As 2023 winds down, the record-breaking trend in port activity continues at Keefer Terminal with potash exports at the top of the list.
Chris Heikkinen, the port’s chief executive officer, said the port has been busy this year in most areas, with total cargo volumes expected to increase by about 1.5 million tonnes, or 20 per cent over last year.
“Ship visits are up accordingly, particularly the number of salty vessels calling the port, which will be in the top-three all time for our port,” he said.
Heikkinen called the potash exports an “unprecedented success” exceeding last year’s record-breaking seasonal total by over 300,000 metric tonnes.
“Both Mobilex and Thunder Bay Terminals are handling increasing volumes of potash, which is mined in Western Canada,” he said, adding that nearly half of the port’s total potash volume was transported during the last three months with October alone handling volumes 22-per cent higher than any other month in the past two years of the potash surge.
“This is a great story showcasing the agility of the Seaway supply chain,” he said. “Canada is now the number one producer of potash, with export volumes anticipated to grow annually.
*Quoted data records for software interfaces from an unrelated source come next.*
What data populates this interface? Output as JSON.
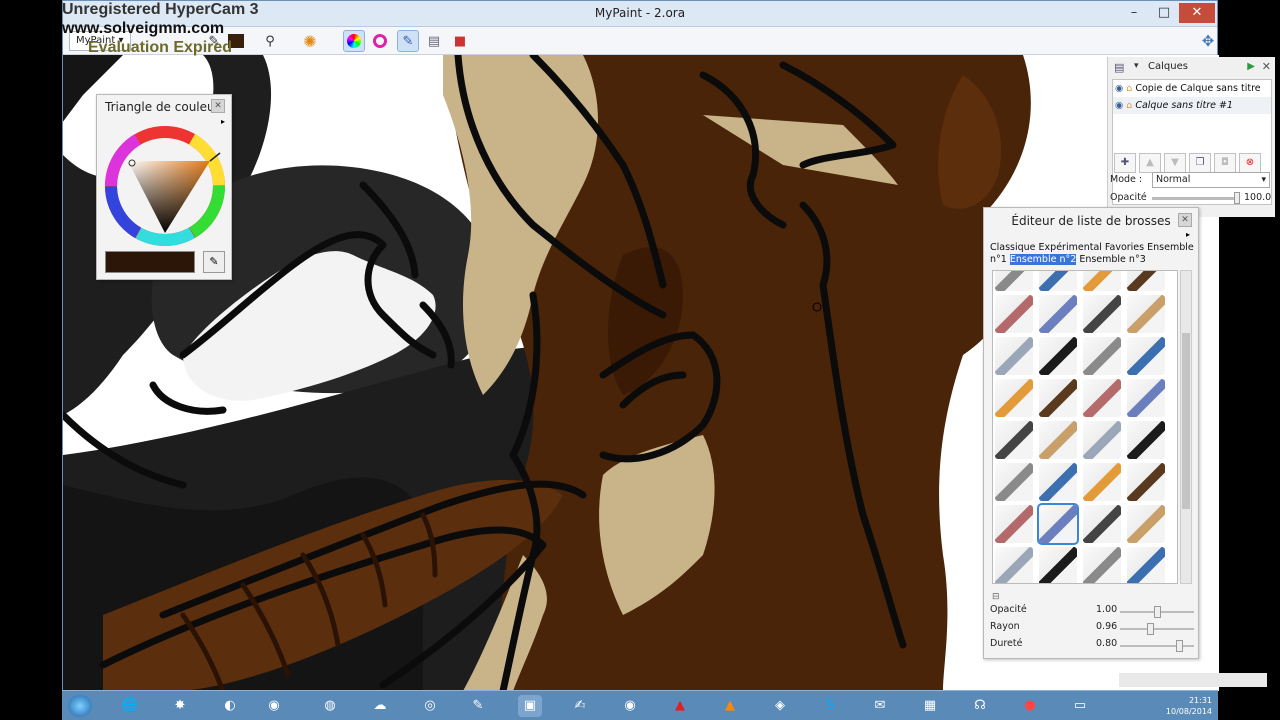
{
  "watermark": {
    "line1": "Unregistered HyperCam 3",
    "line2": "www.solveigmm.com",
    "line3": "Evaluation Expired"
  },
  "window": {
    "title": "MyPaint - 2.ora",
    "min": "–",
    "max": "□",
    "close": "✕"
  },
  "toolbar": {
    "menu_label": "MyPaint ▾"
  },
  "color_panel": {
    "title": "Triangle de couleur",
    "current_color": "#2b1608"
  },
  "layers_panel": {
    "title": "Calques",
    "layers": [
      {
        "name": "Copie de Calque sans titre"
      },
      {
        "name": "Calque sans titre #1"
      }
    ],
    "mode_label": "Mode :",
    "mode_value": "Normal",
    "opacity_label": "Opacité",
    "opacity_value": "100.0"
  },
  "brush_panel": {
    "title": "Éditeur de liste de brosses",
    "tabs_before": "Classique Expérimental Favories Ensemble n°1",
    "tab_selected": "Ensemble n°2",
    "tabs_after": "Ensemble n°3",
    "params": [
      {
        "label": "Opacité",
        "value": "1.00",
        "fraction": 0.48
      },
      {
        "label": "Rayon",
        "value": "0.96",
        "fraction": 0.38
      },
      {
        "label": "Dureté",
        "value": "0.80",
        "fraction": 0.8
      }
    ]
  },
  "clock": {
    "time": "21:31",
    "date": "10/08/2014"
  },
  "colors": {
    "brown": "#4a2408",
    "tan": "#c9b48a",
    "black": "#0b0b0b",
    "dark_gray": "#222222",
    "selection_blue": "#3875d7"
  }
}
With global supply constrained in part due to the Russia-Ukraine conflict, moving Canadian potash to market is vital.”
Heikkinen noted that the terminal handles inbound shipments of phosphate fertilizer, which is stored on-site, railed, and trucked west on demand.
“There was growth in this cargo in 2023 and we see further opportunity to expand in 2024 and beyond,” he said.
Grain volumes rebounded in 2023, increasing by upwards of 20 per cent over the 2022 level.
“The increase was due to a strong carry-over crop from 2022,” he said. “The 2023 crop production wasn?t as strong and was hampered by dryer conditions. Fall shipments of grain have been somewhat tempered.”
He said with the end of the year in sight, the Port of Thunder Bay is poised to close the season with exceptional annual results.
“Traditional cargoes continue to move through Thunder Bay, and the port is actively seeking opportunities to diversify and grow our cargo base,” Heikkinen said. “Marine shipping is the most environmentally friendly mode. As the global movement to carbon neutrality moves ahead, shifting more cargo from land to sea would have a big impact.”
Records show that September was the busiest month in recent history, but that record was subsequently broken in November with Keefer Terminal?s year-to-date cargo volume currently more than three times the five-year average. The cargo included steel pipe, steel rail, wind turbine blades, and phosphate fertilizer.
“There was a brief labour disruption in October at the Seaway locks,” Heikkinen noted. “This impacted the shippers that utilize our system who?ve historically benefitted from its reliability. There was excellent industry collaboration to get operations up and running quickly once the dispute was settled.”
Work continues to implement a rail renewal project at Keefer Terminal, which will vastly improve its railcar capacity.
“Rail connectivity is a significant factor for our growing inbound commodities of steel pipe, rail, and fertilizer,” he said. “Our stevedoring partner, Logistec, handled record volumes of these cargoes in 2023, much of which is loaded to rail for furtherance west.”
Ahead, Heikkinen says growth and diversity of cargo will be their main goals.
“Increasing cargo volumes and tapping into new cargo opportunities supports job creation and economic stability,” he said. “There is a lot of opportunity in our catchment area, both in Western Canada and here in Northern Ontario. It is incumbent upon us to ensure the port is well equipped to tap into emerging cargo opportunities.”